President Shimon Peres told world leaders on Wednesday at an interfaith dialogue in New York that the Arab peace initiative must be seriously considered as "a serious opening for real progress" in Middle East peace.

The proposal, initiated by Saudi Arabia in 2002 and ratified by Arab foreign ministers last year in Damascus, offers pan-Arab recognition of Israel in exchange for Israel's withdrawal from Arab lands captured in 1967.

(click here to read Peres' entire speech)

The goals of the initiative, Peres told delegates at the United Nations-hosted summit, was to "stop the further shedding of blood, enabling the Arab countries and Israel to live in peace and good neighborliness, and provide future generations with security, stability and prosperity."

"These expressions in the Arab peace initiative are inspirational and promising - a serious opening for real progress," he said.

"We cannot change the past," he said. "However, we can shape our future."

"This seems more feasible today in light of the Saudi proposal which evolved into a Arab peace initiative. The initiative's portrayal of our region's future provides hope to the people and inspires confidence in the nations," he added.

Peres told delegates to the conference that Israel's leadership was prepared to make the concessions necessary for a real political process to take force.

"A comprehensive regional peace requires the completion of the bilateral negotiations with the Palestinians and sharing the painful cost," he said. "We are ready for this as we have proved many times in the past."

"In order to stand up against those who instigate discord and violence, we must bear the flag of brotherhood and peace," Peres added.

Saudi king: Terrorism is the enemy of all religions

King Abdullah of Saudi Arabia, who had urged the United Nations to host the summit, opened the events on Wednesday by declaring that terrorism is the enemy of all religions and callingfor a united front to combat it and promote tolerance.

"We state with a unified voice that religions through which Almighty God sought to bring happiness to mankind should not be turned intoinstruments to cause misery," the king said.
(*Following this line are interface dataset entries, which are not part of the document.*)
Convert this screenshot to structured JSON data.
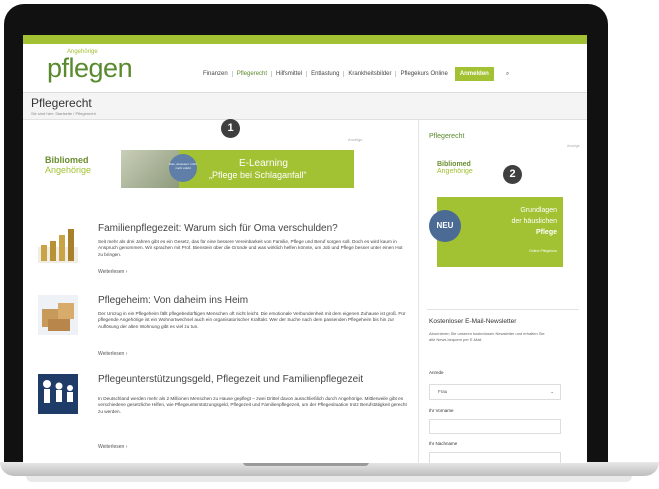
{
  "header": {
    "logo_small": "Angehörige",
    "logo": "pflegen",
    "nav": [
      "Finanzen",
      "Pflegerecht",
      "Hilfsmittel",
      "Entlastung",
      "Krankheitsbilder",
      "Pflegekurs Online"
    ],
    "login_label": "Anmelden",
    "search_icon": "⌕"
  },
  "page": {
    "title": "Pflegerecht",
    "breadcrumb": "Sie sind hier: Startseite / Pflegerecht"
  },
  "badges": {
    "one": "1",
    "two": "2"
  },
  "ad": {
    "tag": "Anzeige",
    "brand_1": "Bibliomed",
    "brand_2": "Angehörige",
    "circle_text": "Das „Anwesen“ nicht mehr erlebt",
    "line1": "E-Learning",
    "line2": "„Pflege bei Schlaganfall“"
  },
  "posts": [
    {
      "title": "Familienpflegezeit: Warum sich für Oma verschulden?",
      "excerpt": "Seit mehr als drei Jahren gibt es ein Gesetz, das für eine bessere Vereinbarkeit von Familie, Pflege und Beruf sorgen soll. Doch es wird kaum in Anspruch genommen. Wir sprachen mit Prof. Bienstein über die Gründe und was wirklich helfen könnte, um Job und Pflege besser unter einen Hut zu bringen.",
      "more": "Weiterlesen  ›"
    },
    {
      "title": "Pflegeheim: Von daheim ins Heim",
      "excerpt": "Der Umzug in ein Pflegeheim fällt pflegebedürftigen Menschen oft nicht leicht. Die emotionale Verbundenheit mit dem eigenen Zuhause ist groß. Für pflegende Angehörige ist ein Wohnortwechsel auch ein organisatorischer Kraftakt. Wer der Suche nach dem passenden Pflegeheim bis hin zur Auflösung der alten Wohnung gibt es viel zu tun.",
      "more": "Weiterlesen  ›"
    },
    {
      "title": "Pflegeunterstützungsgeld, Pflegezeit und Familienpflegezeit",
      "excerpt": "In Deutschland werden mehr als 2 Millionen Menschen zu Hause gepflegt – zwei Drittel davon ausschließlich durch Angehörige. Mittlerweile gibt es verschiedene gesetzliche Hilfen, wie Pflegeunterstützungsgeld, Pflegezeit und Familienpflegezeit, um der Pflegesituation trotz Berufstätigkeit gerecht zu werden.",
      "more": "Weiterlesen  ›"
    }
  ],
  "sidebar": {
    "title": "Pflegerecht",
    "ad_tag": "Anzeige",
    "brand_1": "Bibliomed",
    "brand_2": "Angehörige",
    "neu": "NEU",
    "ad_line1": "Grundlagen",
    "ad_line2": "der häuslichen",
    "ad_line3": "Pflege",
    "ad_small": "Online-Pflegekurs",
    "newsletter_title": "Kostenloser E-Mail-Newsletter",
    "newsletter_text": "Abonnieren Sie unseren kostenlosen Newsletter und erhalten Sie alle News bequem per E-Mail.",
    "label_anrede": "Anrede",
    "anrede_value": "Frau",
    "label_vorname": "Ihr Vorname",
    "label_nachname": "Ihr Nachname"
  },
  "colors": {
    "brand": "#a2c133",
    "brand_dark": "#5a8a2e",
    "badge": "#3f3f3f"
  }
}
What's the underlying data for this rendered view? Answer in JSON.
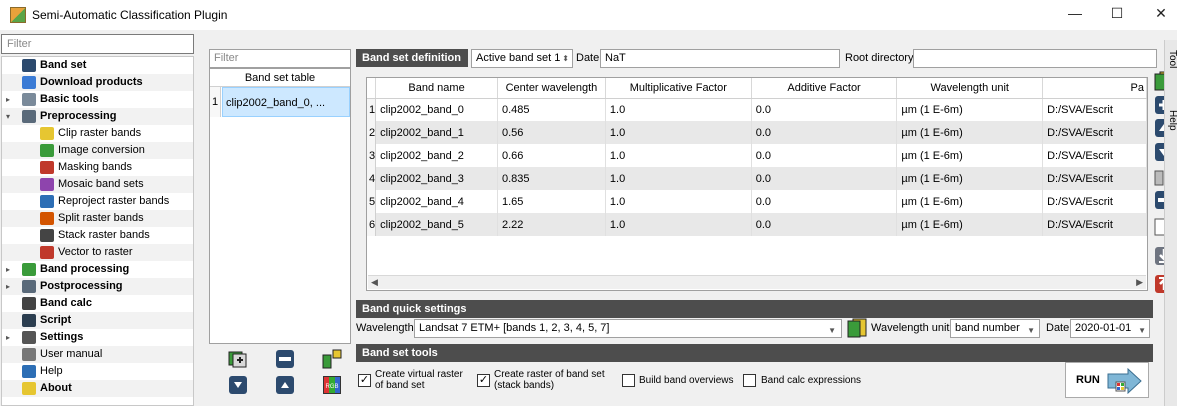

"Terrorism and criminality are the enemies of every religion and every civilization. They would not have emerged except for the absence of the principle of tolerance."

The forum marks a new direction for Saudi Arabia, whose austere "Wahhabi" Islam came in for international criticism after the Sept. 11 attacks in 2001 on the United States, Riyadh's main ally and guarantor of security.

UN Secretary-General Ban Ki-moon hosted the opening dinner Tuesday night for leaders attending the two-day UN conference, intended to promote a global dialogue about religions, cultures and common values.

Arab leaders, including the Saudi king, and Peres attended the same dinner, a rare encounter that the head of the United Nations hopes will promote understanding and talks.

"It's quite unique when you expect President [Shimon] Peres of Israel ... and many kings and leaders from the Arab world ... [sitting] down together and having dinner," Ban told reporters.

The secretary-general told reporters he was not going to organize any meeting between the Saudi king and the Israeli president. Public meetings between Israeli and Saudi officials are extremely rare, and many Muslim countries, including Saudi Arabia, do not have diplomatic ties to Israel.